"Hey," I say, "whatever it is, it's okay. It's okay." I run an open palm against the back of your head and down to the base of your neck. "Are you alright?"
"Okay. Shhhhh, it's okay." You shake every few breaths, at first every other breath, then every third, then every fifth, then every tenth, then you stop shaking entirely. You take a deep draw of air, release it, then another, release, another, release. You pull back your head and wipe collected tears from the corner of each eye. The catch a glint of sunlight from through the rear windshield and your face transforms for a split second into a prism.
"I just didn't feel right about buying some stupid tomatoes when those people out there looked so cold and as we walked in there was a big wind and I know it helped the seagulls fly away but those guys just looked more beaten down and we don't really have a lot of homeless people in my hometown--God, my home town--and those people look like they've been caught in a rainstorm and I know it's not really my problem, not really our issue, but I just felt like such a hypocrite because I have so much, you know?"
"I mean, I have a place to sleep at night, I have hot coffee in the morning and red wine at night and three hot meals a day--more if I wanted more--and I'm never cold or hungry or anything and I have you and we're out here and it's so beautiful and I gave each of those guys twenty bucks because it was all I had and the whole thing just sort of overwhelmed me so can you just hold me for a few minutes? Is that okay?"
I shoot my arms like grappling hooks back around you and pull myself closer. Your face burrows into the side of my neck and your hot tears have gotten cold and send chills across my shoulders. The few remaining tears leak from your eyes and gather, sliding slowly down the front of my chest, dew drops rappelling down toward my stomach.
Your face tilts up a little, but you don't let go. Your mouth lilts up to my ear.
"Do you love me?"
"Do you love me?"
Your words and breath are warm and they pour into my head like a faucet of hot water into our clawfoot tub back home.
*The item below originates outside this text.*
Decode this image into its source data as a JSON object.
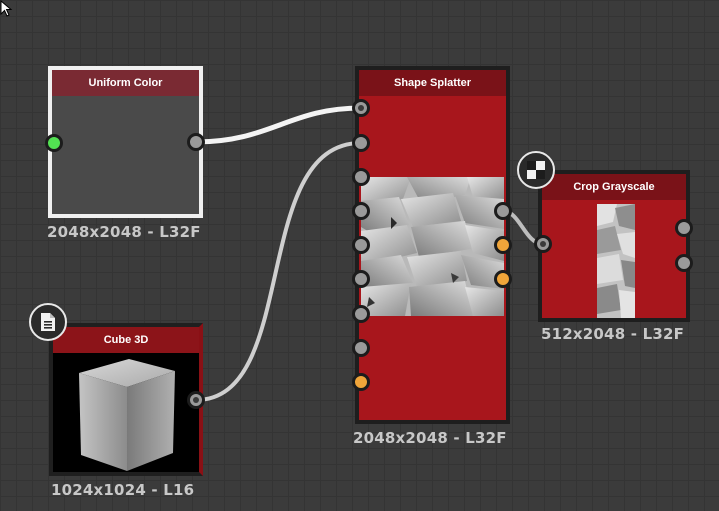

It's cold outside, but it's warm in car, and feeling you huddled up against me like a down comforter makes me think of that first night you stayed over, how your feet got so cold because left the window open and the late October and you didn't put on socks because you fell asleep the second your head touched the pillow and you shivered throughout the night and clung to me like a dryer sheet and I didn't sleep for more than twenty minutes at a time because sleeping would make the time go by faster and every second passed was a second closer to you going home to your bed, to your blanket, to your bedside water bottle because, at this point, we didn't have our bed, our blanket, our bedside water bottle but here you still are, after everything, after all of our bad timing, all of our fights, all of our arguments and misunderstandings and the pain and everything we've had to work so hard to get past.
But we got past all of it. We're here now. We've made it.
We've made it.
I kiss a tear from your cheek.
"Like the sun shines, darlin'."
I can't see, but I can feel your mouth's corners turn up just enough to be considered a smile. You squeeze. I squeeze back. Outside of occasional squeezes, we don't move for another ten minutes. The sun maintains its steady arc over the sky and helps dry some 10 AM dew from your passenger side window. Light's shining through again and it's bringing out the tint of your hair.
"I love you," you say. "I just want you to be held by you right now because I love you."
"Whatever you want." I can hear your pulse steady itself out. "We can keep going as soon as you're ready."
The silence is interrupted by your stomach grumbling like a garbage disposal. It shakes like an appropriately San Franciscan earthquake and you leap headfirst into a fit of giggles. I loosen my arms and start to pull back.
"No!" you laugh, "don't pull away! I'm not done hugging you!"
And, despite our loose itinerary, despite the plans we've made, the dogs we'll one day raise, the graduate degrees we'll both pursue, the lives we'll lead, I hope you never will be.